WALTHAM — When the leaders of a new Brandeis student group created to foster a more productive dialogue about Israel began planning their first conference, they did not know that Israel would hold elections just days before. Nor could they know that gains by centrists would lend fresh energy to discussions around the world about Israel’s future.
The unforeseen Israeli political developments helped animate the conversation at Sunday’s gathering hosted by Brandeis Visions for Israel in an Evolving World, despite what many regard as dim prospects for an Israeli-Palestinian peace deal anytime soon. More than 250 students from Brandeis and colleges and universities around the region met to discuss how they could make campus dialogue more civil, and more focused on the future.
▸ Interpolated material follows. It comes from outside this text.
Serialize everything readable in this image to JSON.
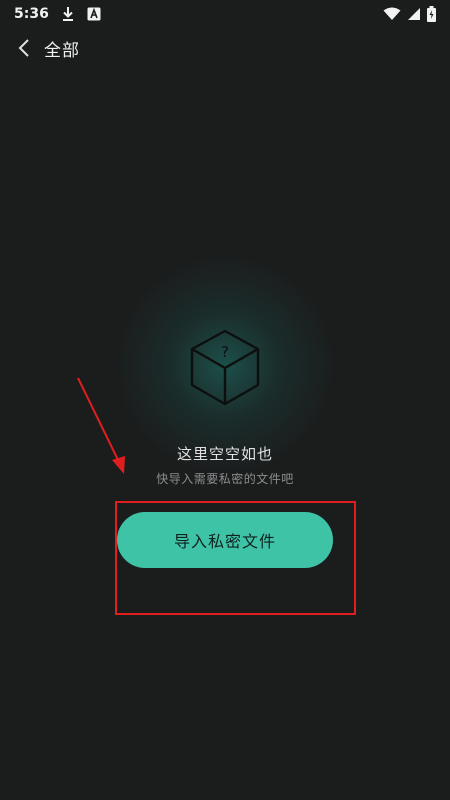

“Thoughts change reality — that’s what happened in Israel over the last two years,” said Gil Zamir, an Israeli sophomore at Brandeis and one of five students who founded the group last fall. “Definitely you can feel that here.”
In addition to the state of campus dialogue on Israel, the conference focused on Israeli politics, culture and national security. Speakers included Aaron David Miller, a former Middle East adviser to a number of US secretaries of state; Yousef Bashir, a Palestinian student from the Gaza Strip who at age 15 was shot by Israeli soldiers; and Bambi Sheleg, a prominent Israeli journalist.
In one session, students were asked to represent the different Israeli political parties and try to form a coalition government. Viktoria Bedo, a conference leader and president of J Street U., an advocacy group that supports Israel but is often critical of its government, tried to challenge participants by assigning them to represent views different from their own.
“It was a microcosm of what I think coalition-building looks like,” she said afterward. “It was especially fascinating for American students who live in a totally different political reality.”
More than three dozen students trained in fostering civil dialogue ran small group discussions that let students practice the art of conversation throughout the day.
“By being an organization that’s about the conversation itself, we are able to foster collaboration, build community, and create a safe space for conversation,” said Erica Shaps, a senior.
Not that the conversations were easy.
“I think it’s raising even more questions,” said Ilana Pomerantz, a senior who was one of the discussion leaders. “Is it really possible to not have a heated debate? . . . if somebody says, for instance, they’re completely against the state of Israel even existing, and that feels very threatening to somebody, how do you not have a hostile debate?”
And one student said he would have rather have kept the focus on substance, not the conversation itself. Rida Abu Rass, who said he is the only undergraduate on campus who is Palestinian, said few American students are well-informed about important political developments, such as the possible collapse of the Palestinian Authority.
“We need to prioritize discussing the real issues, instead of discussing what we’re discussing,” he said.
But many students said they took heart at the sight of the banners for two groups on campus that are often at odds in their views on Israel — J Street U and the more conservative Brandeis Israel Public Affairs Committee, which is generally supportive of the Israeli government — hanging next to each other on the wall.
Zamir and his two roommates, Natan Odenheimer and Chen Arad, were soldiers in the Israeli army before they came to Brandeis. When they arrived as freshmen in the fall of 2011, they were surprised at the hostility among the different Israel-focused groups on campus – and disappointed that students rarely attended the events of organizations with whom they disagreed. So they invited the campus to an event they called “Meet your Israeli soldier classmates.” Scores turned out to listen, and the three roommates answered questions freely.
Zahava Horowitz, a junior at Brandeis, said that the new group has already helped shift the tone. Israel was a toxic subject when she arrived at Brandeis as a freshman.
“When I say screaming matches, literally people didn’t want to be at these events,” she said.
Clarification: This story described the Brandeis Israel Public Affairs Committee as “more conservative” than another Israel-related organization on campus and as “generally supportive of the Israeli government.” Alex Thomson, president of the committee, says the organization is bipartisan group that promotes the US-Israel relationship and focuses on “consensus” issues such as support for sanctions against Iran, maintaining US foreign aid, and a two-state solution to the Israeli-Palestinian conflict.